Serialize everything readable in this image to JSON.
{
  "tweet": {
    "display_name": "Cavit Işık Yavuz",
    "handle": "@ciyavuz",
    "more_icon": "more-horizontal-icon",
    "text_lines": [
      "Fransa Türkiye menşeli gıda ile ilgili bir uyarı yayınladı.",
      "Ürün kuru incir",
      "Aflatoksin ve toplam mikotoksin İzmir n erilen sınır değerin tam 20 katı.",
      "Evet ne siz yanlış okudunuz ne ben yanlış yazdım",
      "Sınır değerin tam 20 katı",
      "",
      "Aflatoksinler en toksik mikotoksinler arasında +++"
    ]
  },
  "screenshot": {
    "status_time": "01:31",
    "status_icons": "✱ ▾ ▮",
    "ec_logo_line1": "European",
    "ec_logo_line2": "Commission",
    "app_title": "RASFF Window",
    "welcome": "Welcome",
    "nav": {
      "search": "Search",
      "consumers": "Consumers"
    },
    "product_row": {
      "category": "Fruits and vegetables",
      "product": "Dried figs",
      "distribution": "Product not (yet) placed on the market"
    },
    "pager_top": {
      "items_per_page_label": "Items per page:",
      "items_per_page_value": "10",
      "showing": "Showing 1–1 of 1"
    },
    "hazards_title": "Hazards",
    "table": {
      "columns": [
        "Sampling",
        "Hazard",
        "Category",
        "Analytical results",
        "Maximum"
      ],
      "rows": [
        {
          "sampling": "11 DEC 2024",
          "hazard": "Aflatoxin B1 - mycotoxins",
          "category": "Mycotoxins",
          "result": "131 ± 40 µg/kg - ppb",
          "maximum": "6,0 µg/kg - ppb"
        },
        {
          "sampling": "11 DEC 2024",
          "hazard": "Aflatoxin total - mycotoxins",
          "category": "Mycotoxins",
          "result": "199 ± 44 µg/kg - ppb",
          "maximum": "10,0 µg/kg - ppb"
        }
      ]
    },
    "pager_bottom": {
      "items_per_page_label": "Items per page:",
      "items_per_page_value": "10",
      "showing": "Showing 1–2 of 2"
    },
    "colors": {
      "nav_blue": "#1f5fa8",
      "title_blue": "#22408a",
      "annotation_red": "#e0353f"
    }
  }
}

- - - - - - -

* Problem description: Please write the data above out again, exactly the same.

* Result below:
Serialize everything readable in this image to JSON.
{
  "tweet": {
    "display_name": "Cavit Işık Yavuz",
    "handle": "@ciyavuz",
    "more_icon": "more-horizontal-icon",
    "text_lines": [
      "Fransa Türkiye menşeli gıda ile ilgili bir uyarı yayınladı.",
      "Ürün kuru incir",
      "Aflatoksin ve toplam mikotoksin İzmir n erilen sınır değerin tam 20 katı.",
      "Evet ne siz yanlış okudunuz ne ben yanlış yazdım",
      "Sınır değerin tam 20 katı",
      "",
      "Aflatoksinler en toksik mikotoksinler arasında +++"
    ]
  },
  "screenshot": {
    "status_time": "01:31",
    "status_icons": "✱ ▾ ▮",
    "ec_logo_line1": "European",
    "ec_logo_line2": "Commission",
    "app_title": "RASFF Window",
    "welcome": "Welcome",
    "nav": {
      "search": "Search",
      "consumers": "Consumers"
    },
    "product_row": {
      "category": "Fruits and vegetables",
      "product": "Dried figs",
      "distribution": "Product not (yet) placed on the market"
    },
    "pager_top": {
      "items_per_page_label": "Items per page:",
      "items_per_page_value": "10",
      "showing": "Showing 1–1 of 1"
    },
    "hazards_title": "Hazards",
    "table": {
      "columns": [
        "Sampling",
        "Hazard",
        "Category",
        "Analytical results",
        "Maximum"
      ],
      "rows": [
        {
          "sampling": "11 DEC 2024",
          "hazard": "Aflatoxin B1 - mycotoxins",
          "category": "Mycotoxins",
          "result": "131 ± 40 µg/kg - ppb",
          "maximum": "6,0 µg/kg - ppb"
        },
        {
          "sampling": "11 DEC 2024",
          "hazard": "Aflatoxin total - mycotoxins",
          "category": "Mycotoxins",
          "result": "199 ± 44 µg/kg - ppb",
          "maximum": "10,0 µg/kg - ppb"
        }
      ]
    },
    "pager_bottom": {
      "items_per_page_label": "Items per page:",
      "items_per_page_value": "10",
      "showing": "Showing 1–2 of 2"
    },
    "colors": {
      "nav_blue": "#1f5fa8",
      "title_blue": "#22408a",
      "annotation_red": "#e0353f"
    }
  }
}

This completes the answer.